Note the first sentence: ”We do not wish to be in a position where we could be taken to court and incur the loss of time and expense that would involve”.
But as we have already discussed, the likelihood of a real legal action here was clearly minimal. If ever there was a threat to sue that was empty, this was it.
An obvious alternative reading of Netcetera’s statement would be “Our criterion for dumping you is that you have put us to some inconvenience, however small.”
Like having to read a letter.
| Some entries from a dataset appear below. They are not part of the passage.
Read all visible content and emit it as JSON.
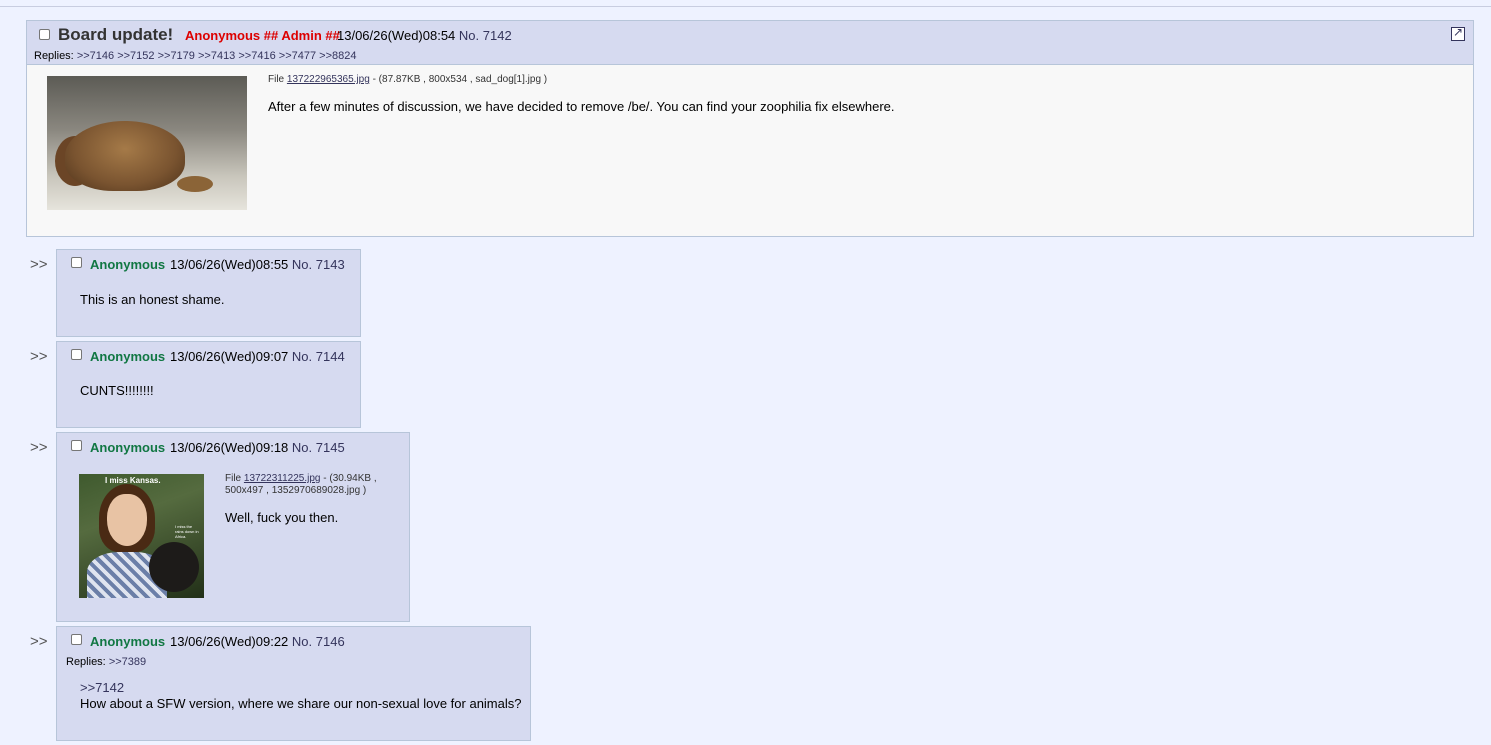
{
  "op": {
    "subject": "Board update!",
    "name": "Anonymous ## Admin ##",
    "datetime": "13/06/26(Wed)08:54",
    "number": "No. 7142",
    "replies_label": "Replies:",
    "replies": [
      ">>7146",
      ">>7152",
      ">>7179",
      ">>7413",
      ">>7416",
      ">>7477",
      ">>8824"
    ],
    "file_label": "File",
    "file_name": "137222965365.jpg",
    "file_meta": "- (87.87KB , 800x534 , sad_dog[1].jpg )",
    "message": "After a few minutes of discussion, we have decided to remove /be/. You can find your zoophilia fix elsewhere."
  },
  "reply_arrow": ">>",
  "posts": [
    {
      "name": "Anonymous",
      "datetime": "13/06/26(Wed)08:55",
      "number": "No. 7143",
      "message": "This is an honest shame."
    },
    {
      "name": "Anonymous",
      "datetime": "13/06/26(Wed)09:07",
      "number": "No. 7144",
      "message": "CUNTS!!!!!!!!"
    },
    {
      "name": "Anonymous",
      "datetime": "13/06/26(Wed)09:18",
      "number": "No. 7145",
      "file_label": "File",
      "file_name": "13722311225.jpg",
      "file_meta_1": "- (30.94KB ,",
      "file_meta_2": "500x497 , 1352970689028.jpg )",
      "image_caption_top": "I miss Kansas.",
      "image_caption_side": "I miss the rains down in Africa.",
      "message": "Well, fuck you then."
    },
    {
      "name": "Anonymous",
      "datetime": "13/06/26(Wed)09:22",
      "number": "No. 7146",
      "replies_label": "Replies:",
      "replies": [
        ">>7389"
      ],
      "quote": ">>7142",
      "message": "How about a SFW version, where we share our non-sexual love for animals?"
    }
  ]
}
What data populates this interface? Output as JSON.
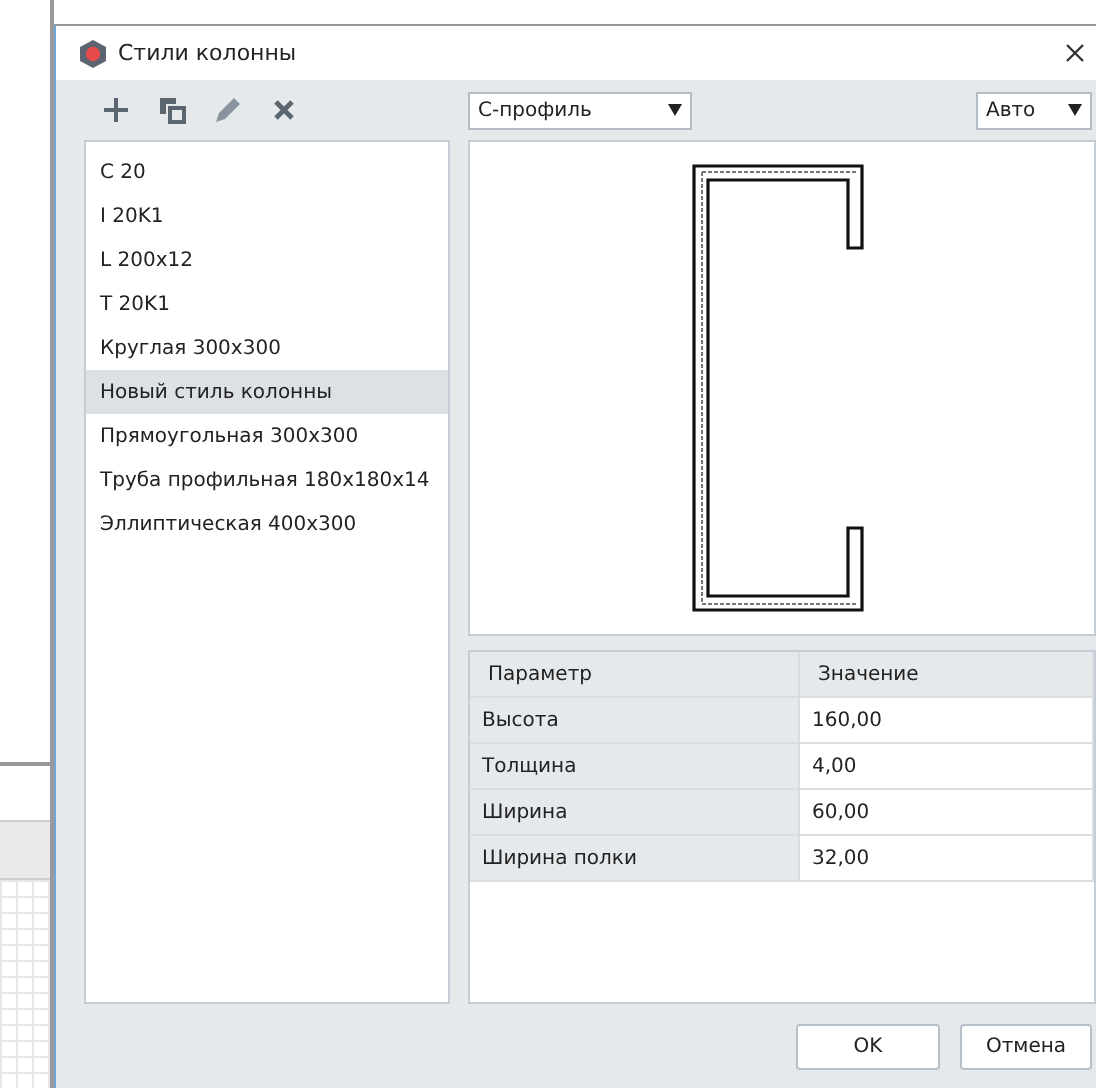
{
  "window": {
    "title": "Стили колонны"
  },
  "toolbar": [
    {
      "kind": "add"
    },
    {
      "kind": "copy"
    },
    {
      "kind": "edit"
    },
    {
      "kind": "delete"
    }
  ],
  "profile_select": {
    "value": "С-профиль"
  },
  "view_select": {
    "value": "Авто"
  },
  "styles": [
    {
      "label": "C 20",
      "selected": false
    },
    {
      "label": "I 20K1",
      "selected": false
    },
    {
      "label": "L 200x12",
      "selected": false
    },
    {
      "label": "T 20K1",
      "selected": false
    },
    {
      "label": "Круглая 300x300",
      "selected": false
    },
    {
      "label": "Новый стиль колонны",
      "selected": true
    },
    {
      "label": "Прямоугольная 300x300",
      "selected": false
    },
    {
      "label": "Труба профильная 180x180x14",
      "selected": false
    },
    {
      "label": "Эллиптическая 400x300",
      "selected": false
    }
  ],
  "table": {
    "columns": [
      "Параметр",
      "Значение"
    ],
    "rows": [
      [
        "Высота",
        "160,00"
      ],
      [
        "Толщина",
        "4,00"
      ],
      [
        "Ширина",
        "60,00"
      ],
      [
        "Ширина полки",
        "32,00"
      ]
    ]
  },
  "buttons": [
    "OK",
    "Отмена"
  ]
}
Or having to spend 30 minutes online to check out Joseph Chikelue Obi and see just how ludicrous the idea was that he would really hit them with a major lawsuit.
Where does this leave the bloggers?
Now, this action by Netcetera strikes bloggers as a betrayal of everything they think the Internet, and blogging, is about
Most bloggers would, I think, tell you that blogging is about freedom of expression.
Bad Science Bloggers, like Le Canard Noir, tend to think what they do is about putting some rational discussion of science-based issues, and scientific evidence, into the public domain. And they also usually feel they are trying to do some good, in a small way, by exposing sloppy thinking, bogus science, and even outright fraud.
It is worth noting, by the way, that NO Bad science blogger has suggested that Joseph Chikelue Obi’s various sites should be taken off the air, unless his sites were to be shown actually to be fraudulent.
In a free-speech society, it is Obi’s right to say what he wants on his sites – short of making fraudulent claims designed to bilk people, in which case it would become a matter for the police and Trading Standards.
But equally, it surely should be – is – other people’s right to point out if the claims made are unsubstantiated, and if the organisations are not what they appear to be.
This is the kind of thing investigative journalists used to do, back when there were investigative journalists. They would probably have called it “a matter of public interest”.
However, net hosting companies, it seems, don’t care about any of this. They are not newspapers. They are businesses, and they are in it to make money. Full stop. That other stuff about freedom of expression, or the communication society – they couldn’t give a stuff. Not our problem, mate.
Not a great surprise, perhaps, but still disappointing. It leads one to wonder how long an unfettered Blogosphere can last if everything that anyone objects to is to be instantly taken down.
Bloggers bite back?
So do bloggers have any recourse against being taken off the air?
Well, the most obvious recourse is to move to another net hosting company. The Quackometer, I confidently predict, will be back.
The second, and perhaps more powerful recourse, is to spread the word about their net hosting provider experience. As widely as possible.
After all, net hosting companies need customers and visitors, so they probably do need bloggers, and they certainly need popular sites on their servers. Bloggers almost certainly do not generate much direct revenue, but their visitors generate traffic on the net host’s servers. The net host may be selling ad space, in which case more visitors – more traffic – means money. In addition, a high volume of traffic to your servers might be part of persuading big paying customers that your hosting service is where they want their site to be.
Conversely, being the Net Host that never stands by the bloggers might have a downside. It could lose you customers, and friends. It is a fair bet that Netcetera has a lot less friends in the Blogosphere tonight. I shall be following reports of Netcetera’s fortunes in the coming months, as they say, with interest.